I was watching Esso’s Sophie’s Story the other day. It’s a fine example of a ‘brand story’ advertising: beautifully shot, with the lightest of touches on the product placement – and just a bit dull. Because it’s missing some key elements that, you know, make a story a story.
Which made me think, dammit brand and marketing folk, we need to get better at talking about stories.
I don’t mean that we need to be better at evangelising about the power of stories. At the last count, there were only 137 people left on the entire planet who hadn’t heard that brands that harness the power of storytelling are perceived as smarter, sexier and as having better teeth. No, I mean we need to get better at talking about the nuts and bolts of how stories work, better at helping our clients (and perhaps ourselves) be ‘fluent in story’. If we don’t, YouTube might collapse under the weight of boring narratives.
And it should be totally do-able. If you think, most of us have become fluent in the language of project management: I know my SWOT analysis from my Gantt chart, and I wouldn’t dream of leaving a meeting without assigning actions and agreeing next steps. Once, I didn’t know these terms. Now, they’re just part of how I talk about getting things done.
If we could all speak as fluently about, say, a story’s need for forces of antagonism, or where a story’s turning points are, the same would be true of stories – we’d have a shared language to help ourselves and our clients work out what our stories need.
So let’s start talking more explicitly about how stories work. If project managers can get us all talking their language, we can get business fluent in Story.
Which might mean fewer dull stories. And then, of course, we would all live happily ever after.

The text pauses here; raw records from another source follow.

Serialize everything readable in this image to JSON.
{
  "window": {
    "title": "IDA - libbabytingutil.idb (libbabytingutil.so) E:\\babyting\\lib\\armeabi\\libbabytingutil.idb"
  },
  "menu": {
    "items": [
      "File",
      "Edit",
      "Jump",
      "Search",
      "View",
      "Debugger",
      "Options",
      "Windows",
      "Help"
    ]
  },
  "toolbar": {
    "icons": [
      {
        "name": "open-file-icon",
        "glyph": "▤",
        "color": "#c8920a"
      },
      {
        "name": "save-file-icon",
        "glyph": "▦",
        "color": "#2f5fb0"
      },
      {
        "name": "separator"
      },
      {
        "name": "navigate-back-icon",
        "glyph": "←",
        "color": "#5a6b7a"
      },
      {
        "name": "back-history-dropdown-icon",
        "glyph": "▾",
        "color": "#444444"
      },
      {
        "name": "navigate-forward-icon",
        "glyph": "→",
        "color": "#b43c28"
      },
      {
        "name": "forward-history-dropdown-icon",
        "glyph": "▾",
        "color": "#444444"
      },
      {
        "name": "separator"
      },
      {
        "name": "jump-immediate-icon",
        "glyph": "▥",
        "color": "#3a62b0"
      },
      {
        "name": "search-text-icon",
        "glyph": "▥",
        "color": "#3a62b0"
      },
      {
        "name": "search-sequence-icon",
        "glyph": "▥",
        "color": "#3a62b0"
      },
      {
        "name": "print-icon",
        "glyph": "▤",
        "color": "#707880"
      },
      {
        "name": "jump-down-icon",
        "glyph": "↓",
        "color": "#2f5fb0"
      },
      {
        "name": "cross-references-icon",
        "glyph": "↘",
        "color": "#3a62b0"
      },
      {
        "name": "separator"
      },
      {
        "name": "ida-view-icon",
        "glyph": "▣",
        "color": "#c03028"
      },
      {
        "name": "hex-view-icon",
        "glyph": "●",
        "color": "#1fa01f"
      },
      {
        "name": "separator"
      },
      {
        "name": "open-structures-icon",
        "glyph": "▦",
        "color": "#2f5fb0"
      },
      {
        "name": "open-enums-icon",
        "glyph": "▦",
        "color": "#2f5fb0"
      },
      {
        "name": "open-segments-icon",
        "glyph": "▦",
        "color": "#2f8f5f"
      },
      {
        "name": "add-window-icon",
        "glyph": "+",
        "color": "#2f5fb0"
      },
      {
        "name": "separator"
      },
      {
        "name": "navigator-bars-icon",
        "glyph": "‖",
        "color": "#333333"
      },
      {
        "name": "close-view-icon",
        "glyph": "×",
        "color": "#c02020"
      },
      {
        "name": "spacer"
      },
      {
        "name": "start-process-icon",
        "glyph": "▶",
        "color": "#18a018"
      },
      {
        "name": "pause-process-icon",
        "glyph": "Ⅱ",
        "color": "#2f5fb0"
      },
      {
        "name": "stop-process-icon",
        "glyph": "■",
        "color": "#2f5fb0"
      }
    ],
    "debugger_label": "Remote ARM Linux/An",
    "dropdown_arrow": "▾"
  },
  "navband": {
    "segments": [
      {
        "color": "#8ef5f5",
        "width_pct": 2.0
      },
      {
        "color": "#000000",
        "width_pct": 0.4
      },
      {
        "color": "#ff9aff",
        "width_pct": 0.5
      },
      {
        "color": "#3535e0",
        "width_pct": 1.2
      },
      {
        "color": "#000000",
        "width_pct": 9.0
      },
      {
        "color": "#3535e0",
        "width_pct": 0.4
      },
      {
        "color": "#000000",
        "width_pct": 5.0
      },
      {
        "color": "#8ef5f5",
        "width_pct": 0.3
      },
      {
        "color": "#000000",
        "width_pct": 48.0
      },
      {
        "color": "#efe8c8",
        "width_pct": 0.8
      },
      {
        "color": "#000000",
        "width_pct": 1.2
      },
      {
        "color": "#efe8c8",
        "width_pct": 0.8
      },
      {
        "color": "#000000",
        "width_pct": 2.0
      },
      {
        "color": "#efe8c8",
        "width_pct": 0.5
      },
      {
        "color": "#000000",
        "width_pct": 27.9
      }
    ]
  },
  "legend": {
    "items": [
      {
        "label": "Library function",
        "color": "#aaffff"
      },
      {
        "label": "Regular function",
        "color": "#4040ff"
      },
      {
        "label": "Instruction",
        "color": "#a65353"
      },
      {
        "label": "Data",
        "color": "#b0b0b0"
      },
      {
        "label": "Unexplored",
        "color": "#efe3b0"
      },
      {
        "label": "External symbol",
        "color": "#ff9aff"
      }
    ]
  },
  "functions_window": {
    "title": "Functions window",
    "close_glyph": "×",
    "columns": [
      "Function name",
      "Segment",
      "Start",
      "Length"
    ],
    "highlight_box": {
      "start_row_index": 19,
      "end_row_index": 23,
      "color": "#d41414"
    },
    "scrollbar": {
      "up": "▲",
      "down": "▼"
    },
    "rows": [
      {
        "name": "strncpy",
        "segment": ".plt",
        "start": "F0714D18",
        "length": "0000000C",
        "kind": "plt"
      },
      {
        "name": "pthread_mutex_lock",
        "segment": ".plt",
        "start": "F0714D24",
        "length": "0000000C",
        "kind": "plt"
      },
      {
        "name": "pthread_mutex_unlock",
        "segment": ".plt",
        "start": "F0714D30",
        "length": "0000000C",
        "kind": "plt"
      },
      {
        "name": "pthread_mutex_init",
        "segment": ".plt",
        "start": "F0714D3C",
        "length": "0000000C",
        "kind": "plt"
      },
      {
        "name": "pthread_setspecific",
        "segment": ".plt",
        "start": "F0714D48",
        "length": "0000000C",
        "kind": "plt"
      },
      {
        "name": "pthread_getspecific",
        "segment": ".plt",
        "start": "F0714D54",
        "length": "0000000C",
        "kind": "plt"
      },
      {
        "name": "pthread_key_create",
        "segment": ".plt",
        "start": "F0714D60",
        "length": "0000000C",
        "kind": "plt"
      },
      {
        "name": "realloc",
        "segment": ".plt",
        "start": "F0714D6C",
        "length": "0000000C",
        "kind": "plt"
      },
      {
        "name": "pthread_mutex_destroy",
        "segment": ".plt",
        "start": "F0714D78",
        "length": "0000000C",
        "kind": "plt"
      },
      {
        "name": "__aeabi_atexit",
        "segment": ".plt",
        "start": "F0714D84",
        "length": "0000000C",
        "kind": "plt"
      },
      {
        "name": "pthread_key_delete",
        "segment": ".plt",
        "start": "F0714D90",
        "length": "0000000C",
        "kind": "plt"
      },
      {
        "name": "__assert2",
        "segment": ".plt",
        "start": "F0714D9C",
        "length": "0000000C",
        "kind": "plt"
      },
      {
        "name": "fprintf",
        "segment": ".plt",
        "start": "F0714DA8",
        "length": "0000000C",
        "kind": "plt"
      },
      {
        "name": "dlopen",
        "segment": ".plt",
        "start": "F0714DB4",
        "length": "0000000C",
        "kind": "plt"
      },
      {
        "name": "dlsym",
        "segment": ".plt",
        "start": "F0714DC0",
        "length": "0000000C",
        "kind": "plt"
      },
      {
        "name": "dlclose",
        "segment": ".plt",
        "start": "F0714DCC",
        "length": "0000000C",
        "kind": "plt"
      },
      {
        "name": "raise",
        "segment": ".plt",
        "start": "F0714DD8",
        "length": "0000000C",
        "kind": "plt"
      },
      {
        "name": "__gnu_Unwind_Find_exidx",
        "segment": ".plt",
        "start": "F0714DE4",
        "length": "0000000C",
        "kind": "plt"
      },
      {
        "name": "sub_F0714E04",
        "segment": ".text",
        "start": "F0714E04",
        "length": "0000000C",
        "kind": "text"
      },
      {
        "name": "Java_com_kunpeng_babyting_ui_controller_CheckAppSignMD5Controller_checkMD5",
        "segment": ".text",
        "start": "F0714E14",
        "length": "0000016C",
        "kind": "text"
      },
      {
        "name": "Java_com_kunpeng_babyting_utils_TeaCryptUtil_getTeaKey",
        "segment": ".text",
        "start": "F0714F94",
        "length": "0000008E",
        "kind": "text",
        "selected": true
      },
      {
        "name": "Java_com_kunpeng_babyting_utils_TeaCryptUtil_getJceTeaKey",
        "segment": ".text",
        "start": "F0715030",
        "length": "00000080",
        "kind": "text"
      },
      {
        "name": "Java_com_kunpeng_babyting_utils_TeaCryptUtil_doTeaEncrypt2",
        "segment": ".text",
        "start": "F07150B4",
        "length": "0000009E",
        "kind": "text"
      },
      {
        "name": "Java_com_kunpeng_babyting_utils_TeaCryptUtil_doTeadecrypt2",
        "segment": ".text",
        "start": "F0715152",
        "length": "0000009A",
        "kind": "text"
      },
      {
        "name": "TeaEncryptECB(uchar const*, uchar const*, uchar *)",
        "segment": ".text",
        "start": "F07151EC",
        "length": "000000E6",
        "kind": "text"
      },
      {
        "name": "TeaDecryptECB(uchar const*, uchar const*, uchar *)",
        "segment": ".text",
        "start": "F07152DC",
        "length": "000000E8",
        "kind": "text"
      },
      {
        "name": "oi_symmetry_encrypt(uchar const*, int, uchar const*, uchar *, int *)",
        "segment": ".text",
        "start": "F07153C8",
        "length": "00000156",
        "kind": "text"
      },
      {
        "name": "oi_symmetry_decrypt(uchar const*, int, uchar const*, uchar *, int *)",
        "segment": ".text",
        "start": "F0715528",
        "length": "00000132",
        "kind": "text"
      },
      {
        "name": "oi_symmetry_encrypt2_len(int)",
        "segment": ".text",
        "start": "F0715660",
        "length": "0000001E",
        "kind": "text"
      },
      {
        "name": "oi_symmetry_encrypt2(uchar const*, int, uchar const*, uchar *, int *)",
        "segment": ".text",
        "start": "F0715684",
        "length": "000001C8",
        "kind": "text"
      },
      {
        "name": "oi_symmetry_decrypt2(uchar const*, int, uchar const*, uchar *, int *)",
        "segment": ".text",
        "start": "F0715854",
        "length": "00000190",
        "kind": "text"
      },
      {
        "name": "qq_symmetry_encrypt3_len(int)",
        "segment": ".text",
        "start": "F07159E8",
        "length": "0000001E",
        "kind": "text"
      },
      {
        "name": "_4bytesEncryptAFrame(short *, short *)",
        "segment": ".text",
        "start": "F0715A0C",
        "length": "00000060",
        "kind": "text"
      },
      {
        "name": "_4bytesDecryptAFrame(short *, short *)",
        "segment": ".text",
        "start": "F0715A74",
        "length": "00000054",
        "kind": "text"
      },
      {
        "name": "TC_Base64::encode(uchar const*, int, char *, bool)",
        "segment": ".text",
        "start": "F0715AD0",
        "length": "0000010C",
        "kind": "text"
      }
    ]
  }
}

Full disclaimer: I run an online course called Story for Business, together with John Yorke, author of Into the Woods: How Stories Work and Why we Tell Them. He was also Head of Drama at Channel 4. If anyone knows how to talk about stories, it’s him. (He’s a terrible project manager, though.)